Today, I introduced new, bipartisan legislation to require the Obama administration to present an exit strategy for U.S. forces from Afghanistan. U.S. Rep. Walter Jones (R-NC) is the lead Republican co-sponsor.
Specifically, the bill (The "Afghanistan Exit and Accountability Act") would:
- Require the president to transmit to Congress a plan with timeframe and completion date on the transition of U.S. military and security operations in Afghanistan to the government of Afghanistan;
- Require the president to report quarterly (i.e. every 90 days) on the status of that transition, and the human and financial costs of remaining in Afghanistan, including increased deficit and public debt; and
- Included in those quarterly reports, the president must disclose to Congress the savings in 5-year, 10-year and 20-year time periods were the U.S. to accelerate redeployment and conclude the transition of all U.S. military and security operations to Afghanistan within 180 days (i.e. 6 months).
My remarks from this morning's press conference on Capitol Hill are below:
As we all saw on Sunday, the men and women of our armed forces and intelligence community are incredible people. The killing of Osama bin Laden is a welcome development that makes the world a better, safer place.
The question then becomes: now what? Now that bin Laden is dead and Al Qaeda is scattered around the globe, does it really make sense to keep using over 100,000 U.S. troops to occupy Afghanistan and prop up a corrupt government?
I don't think so.
I believe we must use this opportunity to re-examine our policy and to require the Administration to tell us exactly how and when we will end our massive troop presence in Afghanistan.
This morning a bipartisan group of Members introduced the Afghanistan Exit and Accountability Act.
Our bill requires the president to give Congress a concrete strategy and timeframe for bringing our servicemen and women home to their families and communities.
"It requires quarterly reports on the human and financial costs of continuing the war -- and how much we would save if we withdrew our forces within a reasonable time frame.
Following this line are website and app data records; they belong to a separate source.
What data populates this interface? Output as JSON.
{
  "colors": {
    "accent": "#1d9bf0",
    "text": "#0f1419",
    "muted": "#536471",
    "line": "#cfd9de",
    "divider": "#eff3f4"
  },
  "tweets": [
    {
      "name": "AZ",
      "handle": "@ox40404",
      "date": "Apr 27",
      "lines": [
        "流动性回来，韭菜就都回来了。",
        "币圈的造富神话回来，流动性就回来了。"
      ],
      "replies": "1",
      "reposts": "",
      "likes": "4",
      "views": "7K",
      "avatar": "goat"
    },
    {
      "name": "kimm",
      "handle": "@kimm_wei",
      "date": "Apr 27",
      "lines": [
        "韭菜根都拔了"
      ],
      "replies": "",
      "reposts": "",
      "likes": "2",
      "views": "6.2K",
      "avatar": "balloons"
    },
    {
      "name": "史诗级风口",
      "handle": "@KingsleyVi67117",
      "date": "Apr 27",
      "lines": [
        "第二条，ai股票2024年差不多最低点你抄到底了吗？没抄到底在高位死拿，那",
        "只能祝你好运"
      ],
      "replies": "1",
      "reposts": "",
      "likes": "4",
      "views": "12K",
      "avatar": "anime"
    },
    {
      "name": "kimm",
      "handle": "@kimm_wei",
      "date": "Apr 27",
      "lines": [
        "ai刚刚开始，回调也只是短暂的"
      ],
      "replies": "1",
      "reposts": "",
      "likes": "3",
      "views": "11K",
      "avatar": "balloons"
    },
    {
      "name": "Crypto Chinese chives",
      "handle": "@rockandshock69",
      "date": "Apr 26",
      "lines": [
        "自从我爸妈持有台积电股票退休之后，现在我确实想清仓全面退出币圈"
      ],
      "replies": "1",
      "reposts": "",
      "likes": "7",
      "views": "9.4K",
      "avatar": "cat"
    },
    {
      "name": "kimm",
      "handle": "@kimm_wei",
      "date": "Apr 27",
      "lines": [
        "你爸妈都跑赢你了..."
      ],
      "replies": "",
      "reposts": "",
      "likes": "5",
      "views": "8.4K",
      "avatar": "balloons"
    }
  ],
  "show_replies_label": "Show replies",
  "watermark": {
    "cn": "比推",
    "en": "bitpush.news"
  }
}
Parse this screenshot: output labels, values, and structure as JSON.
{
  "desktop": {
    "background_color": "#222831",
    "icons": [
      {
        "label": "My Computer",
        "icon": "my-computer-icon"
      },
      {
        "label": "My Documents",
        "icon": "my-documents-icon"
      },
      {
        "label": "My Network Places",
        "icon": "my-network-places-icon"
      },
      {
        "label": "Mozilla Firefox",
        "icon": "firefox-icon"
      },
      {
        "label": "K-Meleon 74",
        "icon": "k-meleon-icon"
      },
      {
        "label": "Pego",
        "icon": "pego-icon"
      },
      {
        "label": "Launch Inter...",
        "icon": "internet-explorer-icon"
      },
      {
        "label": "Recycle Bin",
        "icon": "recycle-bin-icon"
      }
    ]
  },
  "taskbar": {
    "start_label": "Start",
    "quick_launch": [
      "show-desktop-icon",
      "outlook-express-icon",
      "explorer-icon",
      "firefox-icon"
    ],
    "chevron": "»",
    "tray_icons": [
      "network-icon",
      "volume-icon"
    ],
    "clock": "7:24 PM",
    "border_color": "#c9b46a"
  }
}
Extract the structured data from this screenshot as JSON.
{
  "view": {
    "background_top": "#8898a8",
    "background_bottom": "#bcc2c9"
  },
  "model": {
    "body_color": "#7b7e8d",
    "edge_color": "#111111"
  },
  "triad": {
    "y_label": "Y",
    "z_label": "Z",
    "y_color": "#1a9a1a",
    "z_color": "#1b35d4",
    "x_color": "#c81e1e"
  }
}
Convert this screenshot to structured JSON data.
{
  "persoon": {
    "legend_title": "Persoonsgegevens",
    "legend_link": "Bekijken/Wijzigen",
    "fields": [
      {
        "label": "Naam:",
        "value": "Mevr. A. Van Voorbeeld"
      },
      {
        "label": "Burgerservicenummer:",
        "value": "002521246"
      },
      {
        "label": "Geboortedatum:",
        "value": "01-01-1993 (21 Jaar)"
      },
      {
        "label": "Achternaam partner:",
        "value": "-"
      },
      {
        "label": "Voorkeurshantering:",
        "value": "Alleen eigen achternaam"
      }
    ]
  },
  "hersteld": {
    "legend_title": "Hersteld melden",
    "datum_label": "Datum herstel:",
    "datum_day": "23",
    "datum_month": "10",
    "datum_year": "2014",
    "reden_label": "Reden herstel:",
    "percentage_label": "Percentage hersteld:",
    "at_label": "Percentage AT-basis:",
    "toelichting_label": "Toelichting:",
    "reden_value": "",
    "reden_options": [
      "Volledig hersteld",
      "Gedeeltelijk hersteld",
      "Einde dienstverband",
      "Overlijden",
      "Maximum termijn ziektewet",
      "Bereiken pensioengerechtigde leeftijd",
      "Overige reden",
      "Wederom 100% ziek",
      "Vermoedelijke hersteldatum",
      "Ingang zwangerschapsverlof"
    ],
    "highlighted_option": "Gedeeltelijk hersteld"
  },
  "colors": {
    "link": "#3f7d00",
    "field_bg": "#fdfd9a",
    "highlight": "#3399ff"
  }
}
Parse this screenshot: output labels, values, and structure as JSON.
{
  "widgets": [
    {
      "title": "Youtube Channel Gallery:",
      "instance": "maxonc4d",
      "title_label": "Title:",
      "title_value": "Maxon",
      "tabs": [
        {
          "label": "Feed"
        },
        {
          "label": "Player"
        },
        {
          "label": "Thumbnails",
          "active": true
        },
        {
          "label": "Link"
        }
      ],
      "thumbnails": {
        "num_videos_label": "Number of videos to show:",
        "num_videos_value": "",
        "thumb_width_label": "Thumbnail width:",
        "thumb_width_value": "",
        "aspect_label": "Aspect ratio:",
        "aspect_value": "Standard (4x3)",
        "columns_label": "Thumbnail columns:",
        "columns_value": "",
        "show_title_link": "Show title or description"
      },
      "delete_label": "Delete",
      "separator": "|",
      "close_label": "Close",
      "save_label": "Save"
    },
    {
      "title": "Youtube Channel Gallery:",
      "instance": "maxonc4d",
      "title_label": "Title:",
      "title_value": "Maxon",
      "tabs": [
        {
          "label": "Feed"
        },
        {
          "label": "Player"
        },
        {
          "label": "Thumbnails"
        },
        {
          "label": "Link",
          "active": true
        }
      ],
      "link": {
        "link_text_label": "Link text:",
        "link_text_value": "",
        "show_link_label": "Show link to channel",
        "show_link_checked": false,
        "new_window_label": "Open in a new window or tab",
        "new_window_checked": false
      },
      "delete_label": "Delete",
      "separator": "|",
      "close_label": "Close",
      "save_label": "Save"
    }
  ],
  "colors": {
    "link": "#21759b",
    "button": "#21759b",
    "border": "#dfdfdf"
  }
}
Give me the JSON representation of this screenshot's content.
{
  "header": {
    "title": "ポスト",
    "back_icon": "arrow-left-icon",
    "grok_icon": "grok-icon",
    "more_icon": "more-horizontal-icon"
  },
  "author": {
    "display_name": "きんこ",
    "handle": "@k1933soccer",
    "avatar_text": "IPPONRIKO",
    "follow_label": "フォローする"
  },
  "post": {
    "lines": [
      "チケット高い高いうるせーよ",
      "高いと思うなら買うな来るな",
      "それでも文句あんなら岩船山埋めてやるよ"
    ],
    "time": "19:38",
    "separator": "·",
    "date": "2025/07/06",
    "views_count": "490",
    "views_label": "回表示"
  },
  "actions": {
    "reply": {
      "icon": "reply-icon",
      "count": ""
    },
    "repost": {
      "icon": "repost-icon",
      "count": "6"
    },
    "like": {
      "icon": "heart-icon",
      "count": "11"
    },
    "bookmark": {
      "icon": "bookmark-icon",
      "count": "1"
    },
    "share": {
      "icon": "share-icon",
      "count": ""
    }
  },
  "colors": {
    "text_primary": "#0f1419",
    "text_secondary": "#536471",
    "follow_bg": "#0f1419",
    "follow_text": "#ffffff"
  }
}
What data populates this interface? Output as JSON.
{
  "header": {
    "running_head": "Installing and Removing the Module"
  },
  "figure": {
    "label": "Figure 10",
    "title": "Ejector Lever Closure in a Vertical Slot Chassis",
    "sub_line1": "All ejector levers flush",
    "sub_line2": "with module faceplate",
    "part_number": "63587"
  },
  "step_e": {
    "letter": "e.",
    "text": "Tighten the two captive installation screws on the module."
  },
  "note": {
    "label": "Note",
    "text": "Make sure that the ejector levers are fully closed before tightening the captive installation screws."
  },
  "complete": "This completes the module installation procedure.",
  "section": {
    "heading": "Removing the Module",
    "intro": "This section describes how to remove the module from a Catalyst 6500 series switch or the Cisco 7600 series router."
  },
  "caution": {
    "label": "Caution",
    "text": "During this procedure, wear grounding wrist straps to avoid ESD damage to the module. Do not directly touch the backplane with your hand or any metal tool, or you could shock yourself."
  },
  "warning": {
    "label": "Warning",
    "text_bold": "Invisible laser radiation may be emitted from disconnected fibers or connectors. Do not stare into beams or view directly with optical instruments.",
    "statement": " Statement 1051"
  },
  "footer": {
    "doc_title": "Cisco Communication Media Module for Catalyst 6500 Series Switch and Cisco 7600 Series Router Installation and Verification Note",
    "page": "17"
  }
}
That's not too much to ask.
In fact, I believe it's something we owe to the men and women serving so bravely for so long in Afghanistan -- and their families.
This war is the longest in our history. There's no end in sight.
To make it worse, we're not even paying for the war. It's on the national credit card. The war in Afghanistan adds $100 billion a year -- $2 billion each week, $8 billion each month -- to our debt.
We're told that we can't afford vital domestic funding, but we should continue to borrow billions and billions of dollars for nation-building in Afghanistan. That's nuts. Instead, we should be doing some more nation-building right here at home.
On Monday, the Pentagon reported that 1,550 American troops have died in Afghanistan. Last week, another one of my constituents was killed. Tens of thousands more have been wounded. Our soldiers and their families are the only ones being asked to sacrifice. The rest of us are asked to do nothing.
Enough is enough.
The president told us that we will see a substantial drawdown of troops in July. He needs to keep that promise. And he needs to tell us when all of our troops will be coming home, and how much it will keep costing the American people - in sacrificed lives, wounded bodies and minds, and U.S. tax dollars - until this war is finally over.
That's what our bill would require.
One final point. For too long, Congress has ducked its proper oversight responsibilities when it comes to the war in Afghanistan. We've avoided meaningful debate and discussion and have chosen to simply "go along to get along."
Today we -- in a bipartisan way -- plan to force an end to that pattern. We will utilize every opportunity available to us to end that inexcusable indifference.